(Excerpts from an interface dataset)
BEGIN

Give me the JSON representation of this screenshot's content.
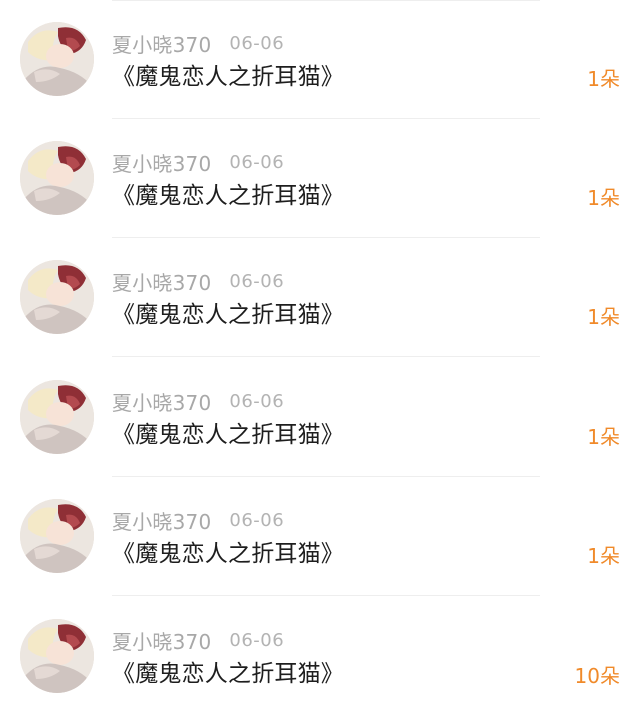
{
  "colors": {
    "count_accent": "#f08a2a",
    "username": "#a8a8a8",
    "title": "#1e1e1e"
  },
  "items": [
    {
      "avatar": "avatar-anime-image",
      "username": "夏小晓370",
      "date": "06-06",
      "title": "《魔鬼恋人之折耳猫》",
      "count": "1朵"
    },
    {
      "avatar": "avatar-anime-image",
      "username": "夏小晓370",
      "date": "06-06",
      "title": "《魔鬼恋人之折耳猫》",
      "count": "1朵"
    },
    {
      "avatar": "avatar-anime-image",
      "username": "夏小晓370",
      "date": "06-06",
      "title": "《魔鬼恋人之折耳猫》",
      "count": "1朵"
    },
    {
      "avatar": "avatar-anime-image",
      "username": "夏小晓370",
      "date": "06-06",
      "title": "《魔鬼恋人之折耳猫》",
      "count": "1朵"
    },
    {
      "avatar": "avatar-anime-image",
      "username": "夏小晓370",
      "date": "06-06",
      "title": "《魔鬼恋人之折耳猫》",
      "count": "1朵"
    },
    {
      "avatar": "avatar-anime-image",
      "username": "夏小晓370",
      "date": "06-06",
      "title": "《魔鬼恋人之折耳猫》",
      "count": "10朵"
    }
  ]
}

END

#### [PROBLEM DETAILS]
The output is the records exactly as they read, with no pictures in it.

#### [RESPONSE]
Give me the JSON representation of this screenshot's content.
{
  "colors": {
    "count_accent": "#f08a2a",
    "username": "#a8a8a8",
    "title": "#1e1e1e"
  },
  "items": [
    {
      "avatar": "avatar-anime-image",
      "username": "夏小晓370",
      "date": "06-06",
      "title": "《魔鬼恋人之折耳猫》",
      "count": "1朵"
    },
    {
      "avatar": "avatar-anime-image",
      "username": "夏小晓370",
      "date": "06-06",
      "title": "《魔鬼恋人之折耳猫》",
      "count": "1朵"
    },
    {
      "avatar": "avatar-anime-image",
      "username": "夏小晓370",
      "date": "06-06",
      "title": "《魔鬼恋人之折耳猫》",
      "count": "1朵"
    },
    {
      "avatar": "avatar-anime-image",
      "username": "夏小晓370",
      "date": "06-06",
      "title": "《魔鬼恋人之折耳猫》",
      "count": "1朵"
    },
    {
      "avatar": "avatar-anime-image",
      "username": "夏小晓370",
      "date": "06-06",
      "title": "《魔鬼恋人之折耳猫》",
      "count": "1朵"
    },
    {
      "avatar": "avatar-anime-image",
      "username": "夏小晓370",
      "date": "06-06",
      "title": "《魔鬼恋人之折耳猫》",
      "count": "10朵"
    }
  ]
}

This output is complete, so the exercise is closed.